* [EXERCISE GOAL] Take every line from the data that has the word "Margin" in it.

Interface dataset entries
* * * * *

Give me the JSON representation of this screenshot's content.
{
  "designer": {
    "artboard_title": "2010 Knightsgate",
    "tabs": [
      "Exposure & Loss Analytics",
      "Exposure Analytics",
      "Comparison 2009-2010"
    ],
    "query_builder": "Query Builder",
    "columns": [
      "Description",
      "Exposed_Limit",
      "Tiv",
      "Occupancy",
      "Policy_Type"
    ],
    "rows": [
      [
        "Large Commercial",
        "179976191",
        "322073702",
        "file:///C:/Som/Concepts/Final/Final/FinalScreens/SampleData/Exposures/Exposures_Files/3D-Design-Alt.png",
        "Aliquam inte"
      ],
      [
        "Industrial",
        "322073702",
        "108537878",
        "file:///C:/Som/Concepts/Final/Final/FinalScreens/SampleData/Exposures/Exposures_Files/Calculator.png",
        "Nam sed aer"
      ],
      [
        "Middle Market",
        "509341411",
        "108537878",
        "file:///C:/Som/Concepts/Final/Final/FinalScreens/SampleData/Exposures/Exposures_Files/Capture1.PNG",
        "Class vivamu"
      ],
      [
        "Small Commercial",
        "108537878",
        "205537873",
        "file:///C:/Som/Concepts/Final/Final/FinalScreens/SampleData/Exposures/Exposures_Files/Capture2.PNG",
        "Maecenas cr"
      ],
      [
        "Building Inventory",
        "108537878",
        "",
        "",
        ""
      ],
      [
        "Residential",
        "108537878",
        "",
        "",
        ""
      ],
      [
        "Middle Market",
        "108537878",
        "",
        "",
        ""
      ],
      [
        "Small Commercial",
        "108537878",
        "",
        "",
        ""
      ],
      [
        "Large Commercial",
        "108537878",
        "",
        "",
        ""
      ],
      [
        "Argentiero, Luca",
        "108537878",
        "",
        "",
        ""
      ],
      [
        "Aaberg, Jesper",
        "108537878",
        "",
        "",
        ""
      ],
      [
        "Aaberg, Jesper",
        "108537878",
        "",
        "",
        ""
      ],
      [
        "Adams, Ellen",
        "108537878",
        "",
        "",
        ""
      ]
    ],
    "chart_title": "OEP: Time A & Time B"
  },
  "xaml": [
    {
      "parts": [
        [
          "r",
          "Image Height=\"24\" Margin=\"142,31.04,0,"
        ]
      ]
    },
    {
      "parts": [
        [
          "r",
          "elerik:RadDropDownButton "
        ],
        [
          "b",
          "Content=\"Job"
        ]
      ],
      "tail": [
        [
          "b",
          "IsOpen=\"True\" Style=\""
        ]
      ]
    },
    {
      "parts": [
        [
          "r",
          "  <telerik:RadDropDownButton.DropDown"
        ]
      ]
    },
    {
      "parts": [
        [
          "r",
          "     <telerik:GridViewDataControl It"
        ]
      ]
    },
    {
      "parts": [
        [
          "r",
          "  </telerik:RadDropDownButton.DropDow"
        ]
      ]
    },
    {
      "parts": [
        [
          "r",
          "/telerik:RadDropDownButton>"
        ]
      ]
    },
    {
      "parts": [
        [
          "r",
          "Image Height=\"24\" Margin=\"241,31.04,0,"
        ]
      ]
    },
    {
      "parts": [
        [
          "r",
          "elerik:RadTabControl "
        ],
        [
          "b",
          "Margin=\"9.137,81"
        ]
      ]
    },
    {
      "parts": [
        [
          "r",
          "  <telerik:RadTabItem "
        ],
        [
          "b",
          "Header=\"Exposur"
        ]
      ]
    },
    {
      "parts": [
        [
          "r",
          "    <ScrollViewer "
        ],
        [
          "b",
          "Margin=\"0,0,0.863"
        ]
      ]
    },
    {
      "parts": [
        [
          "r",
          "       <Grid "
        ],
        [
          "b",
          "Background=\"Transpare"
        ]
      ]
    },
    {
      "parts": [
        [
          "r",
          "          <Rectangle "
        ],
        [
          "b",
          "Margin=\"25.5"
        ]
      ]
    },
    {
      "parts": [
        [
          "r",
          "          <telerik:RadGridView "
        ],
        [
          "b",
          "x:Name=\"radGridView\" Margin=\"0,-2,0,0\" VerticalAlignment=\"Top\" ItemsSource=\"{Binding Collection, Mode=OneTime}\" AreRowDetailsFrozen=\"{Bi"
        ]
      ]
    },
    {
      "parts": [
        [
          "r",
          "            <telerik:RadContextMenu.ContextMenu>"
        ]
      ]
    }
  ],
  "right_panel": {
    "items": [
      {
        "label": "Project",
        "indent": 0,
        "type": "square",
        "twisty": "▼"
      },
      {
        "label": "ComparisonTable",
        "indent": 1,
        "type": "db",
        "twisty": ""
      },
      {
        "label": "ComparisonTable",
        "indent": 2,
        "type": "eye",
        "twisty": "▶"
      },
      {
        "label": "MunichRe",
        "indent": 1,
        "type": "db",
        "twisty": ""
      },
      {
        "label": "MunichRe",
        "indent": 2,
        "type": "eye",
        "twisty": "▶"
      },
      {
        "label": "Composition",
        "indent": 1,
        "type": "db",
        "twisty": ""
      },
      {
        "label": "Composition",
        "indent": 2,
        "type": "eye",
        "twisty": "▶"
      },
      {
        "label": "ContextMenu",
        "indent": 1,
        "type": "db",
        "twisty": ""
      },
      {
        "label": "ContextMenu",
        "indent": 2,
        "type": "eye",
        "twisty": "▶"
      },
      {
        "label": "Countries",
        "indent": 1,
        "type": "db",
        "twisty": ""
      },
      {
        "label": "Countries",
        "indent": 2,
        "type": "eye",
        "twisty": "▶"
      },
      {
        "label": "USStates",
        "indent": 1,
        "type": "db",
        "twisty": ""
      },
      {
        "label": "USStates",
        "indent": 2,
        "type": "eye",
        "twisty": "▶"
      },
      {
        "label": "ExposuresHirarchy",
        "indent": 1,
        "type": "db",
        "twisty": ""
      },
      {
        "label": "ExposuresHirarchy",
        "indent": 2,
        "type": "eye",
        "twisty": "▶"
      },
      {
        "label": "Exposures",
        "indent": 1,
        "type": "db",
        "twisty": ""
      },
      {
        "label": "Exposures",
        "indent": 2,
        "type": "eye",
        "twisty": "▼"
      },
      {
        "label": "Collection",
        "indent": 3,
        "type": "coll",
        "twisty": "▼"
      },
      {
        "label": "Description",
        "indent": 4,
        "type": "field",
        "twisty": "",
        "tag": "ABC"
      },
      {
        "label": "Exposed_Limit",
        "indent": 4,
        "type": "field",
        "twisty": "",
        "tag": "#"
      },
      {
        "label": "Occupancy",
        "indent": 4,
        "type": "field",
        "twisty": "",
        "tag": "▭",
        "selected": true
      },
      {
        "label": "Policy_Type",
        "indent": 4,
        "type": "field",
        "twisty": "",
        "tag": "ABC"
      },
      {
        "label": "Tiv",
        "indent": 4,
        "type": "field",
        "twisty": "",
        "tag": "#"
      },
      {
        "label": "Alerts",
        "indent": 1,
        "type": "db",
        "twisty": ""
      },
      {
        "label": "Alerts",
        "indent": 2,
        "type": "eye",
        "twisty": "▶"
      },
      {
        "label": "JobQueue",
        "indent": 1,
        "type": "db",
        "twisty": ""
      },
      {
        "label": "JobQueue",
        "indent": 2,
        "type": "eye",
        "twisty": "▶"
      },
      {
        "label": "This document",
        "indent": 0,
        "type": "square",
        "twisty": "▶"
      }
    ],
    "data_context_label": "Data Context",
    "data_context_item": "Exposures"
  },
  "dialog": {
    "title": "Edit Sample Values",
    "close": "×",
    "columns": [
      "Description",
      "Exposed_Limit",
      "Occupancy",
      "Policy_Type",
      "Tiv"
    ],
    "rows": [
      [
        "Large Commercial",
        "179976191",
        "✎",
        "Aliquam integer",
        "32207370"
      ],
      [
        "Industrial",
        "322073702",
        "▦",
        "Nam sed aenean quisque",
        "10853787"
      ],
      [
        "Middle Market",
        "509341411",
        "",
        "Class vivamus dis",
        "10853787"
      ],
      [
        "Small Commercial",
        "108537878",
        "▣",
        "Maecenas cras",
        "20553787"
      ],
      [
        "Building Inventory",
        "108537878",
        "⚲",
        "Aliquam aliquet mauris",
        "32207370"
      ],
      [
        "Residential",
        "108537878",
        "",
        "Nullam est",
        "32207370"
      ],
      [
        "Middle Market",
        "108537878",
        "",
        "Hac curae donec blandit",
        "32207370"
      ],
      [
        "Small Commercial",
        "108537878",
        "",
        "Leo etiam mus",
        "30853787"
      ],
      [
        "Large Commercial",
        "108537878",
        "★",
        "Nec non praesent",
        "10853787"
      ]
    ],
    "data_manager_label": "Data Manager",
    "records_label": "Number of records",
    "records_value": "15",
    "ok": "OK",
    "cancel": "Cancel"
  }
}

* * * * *

* [REPLY TO THE EXERCISE]
          "Image Height=\"24\" Margin=\"142,31.04,0,"
          "Image Height=\"24\" Margin=\"241,31.04,0,"
          "Margin=\"9.137,81"
          "Margin=\"0,0,0.863"
          "Margin=\"25.5"
          "x:Name=\"radGridView\" Margin=\"0,-2,0,0\" VerticalAlignment=\"Top\" ItemsSource=\"{Binding Collection, Mode=OneTime}\" AreRowDetailsFrozen=\"{Bi"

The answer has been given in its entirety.